17. Look For A Job That Suits You
Once you have an idea of what line of work you want to be in, it’s important to do lots of research. Find out how active the job market is in that industry, and how the recruitment process usually works. Research local organizations to see if they have any opportunities for you to do the type of work you’ve decided on.
18. Additional Training or Education
You may need some additional training or education before you can start work in your chosen field. Contact training bodies in your area and find out if there is any free or subsidized training available. Alternatively, you may have to gain some unpaid experience before you can start fully paying work. This can be done in the form of volunteering, internships, and work experience.
19. Do Not Stick With Forever
After choosing a career, do not stick with the same office forever. No, you’ll not be. If you are unsatisfied in your career for any reason, you can always change it. You’ll be in good company. Many people change jobs several times over the course of their lifetime. But be very careful and judgmental.
20. Be Patient
Finding the right career is a process, not an event. An entry-level position in your field may not be your dream job, but it can give you a foothold on the career ladder you want to climb. It takes time to develop your career, but setting goals and following a plan to achieve them can help you fulfill your career aspirations.
Last Few Words
A lot of tips and suggestions have been provided so far that can enable a job seeker to find or choose his right career. There is no single career that may be best for all. These tips are not guaranteed of career success; but if they are followed wise chance of making mistakes or possibility of making unwise career choice will be less.
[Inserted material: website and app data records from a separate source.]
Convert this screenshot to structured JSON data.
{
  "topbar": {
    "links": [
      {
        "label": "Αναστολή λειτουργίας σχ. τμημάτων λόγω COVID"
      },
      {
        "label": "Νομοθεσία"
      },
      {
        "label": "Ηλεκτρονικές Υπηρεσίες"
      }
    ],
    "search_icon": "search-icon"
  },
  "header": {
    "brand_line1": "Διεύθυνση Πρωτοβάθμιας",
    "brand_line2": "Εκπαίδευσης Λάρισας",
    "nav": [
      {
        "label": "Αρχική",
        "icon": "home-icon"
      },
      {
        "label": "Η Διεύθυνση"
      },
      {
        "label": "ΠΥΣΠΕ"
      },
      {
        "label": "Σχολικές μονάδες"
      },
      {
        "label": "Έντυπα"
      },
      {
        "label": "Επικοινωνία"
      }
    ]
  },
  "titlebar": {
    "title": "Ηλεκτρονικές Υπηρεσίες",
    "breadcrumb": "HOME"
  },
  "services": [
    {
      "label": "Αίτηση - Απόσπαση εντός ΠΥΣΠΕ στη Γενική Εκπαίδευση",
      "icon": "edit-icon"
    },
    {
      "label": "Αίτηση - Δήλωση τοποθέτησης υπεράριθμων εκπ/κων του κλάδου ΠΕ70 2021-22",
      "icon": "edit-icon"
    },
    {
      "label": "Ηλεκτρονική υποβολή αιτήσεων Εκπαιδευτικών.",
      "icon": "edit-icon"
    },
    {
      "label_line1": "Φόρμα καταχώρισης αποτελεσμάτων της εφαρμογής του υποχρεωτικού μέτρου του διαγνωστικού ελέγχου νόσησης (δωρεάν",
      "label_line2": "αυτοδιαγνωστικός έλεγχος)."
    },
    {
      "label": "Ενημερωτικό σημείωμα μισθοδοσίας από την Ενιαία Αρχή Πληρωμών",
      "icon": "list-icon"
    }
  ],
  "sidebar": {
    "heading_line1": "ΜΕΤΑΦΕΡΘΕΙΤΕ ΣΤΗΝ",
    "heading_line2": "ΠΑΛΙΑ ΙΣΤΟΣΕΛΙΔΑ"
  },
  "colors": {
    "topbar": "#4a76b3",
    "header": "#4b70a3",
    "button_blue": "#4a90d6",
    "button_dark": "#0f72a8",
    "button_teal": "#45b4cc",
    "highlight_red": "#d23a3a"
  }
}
One should choose careers after making a self-assessment of his natural talent, strength, ability, skills, aptitude and preferred lifestyle. We should keep in mind that unwise career choice is harmful to the individual and organization as well. It will certainly damage individual and organizational performance.
About The Author
Professor M.A. Akkas
Chairman, Management Department
Chairman, Bureau of Business Research
University of Dhaka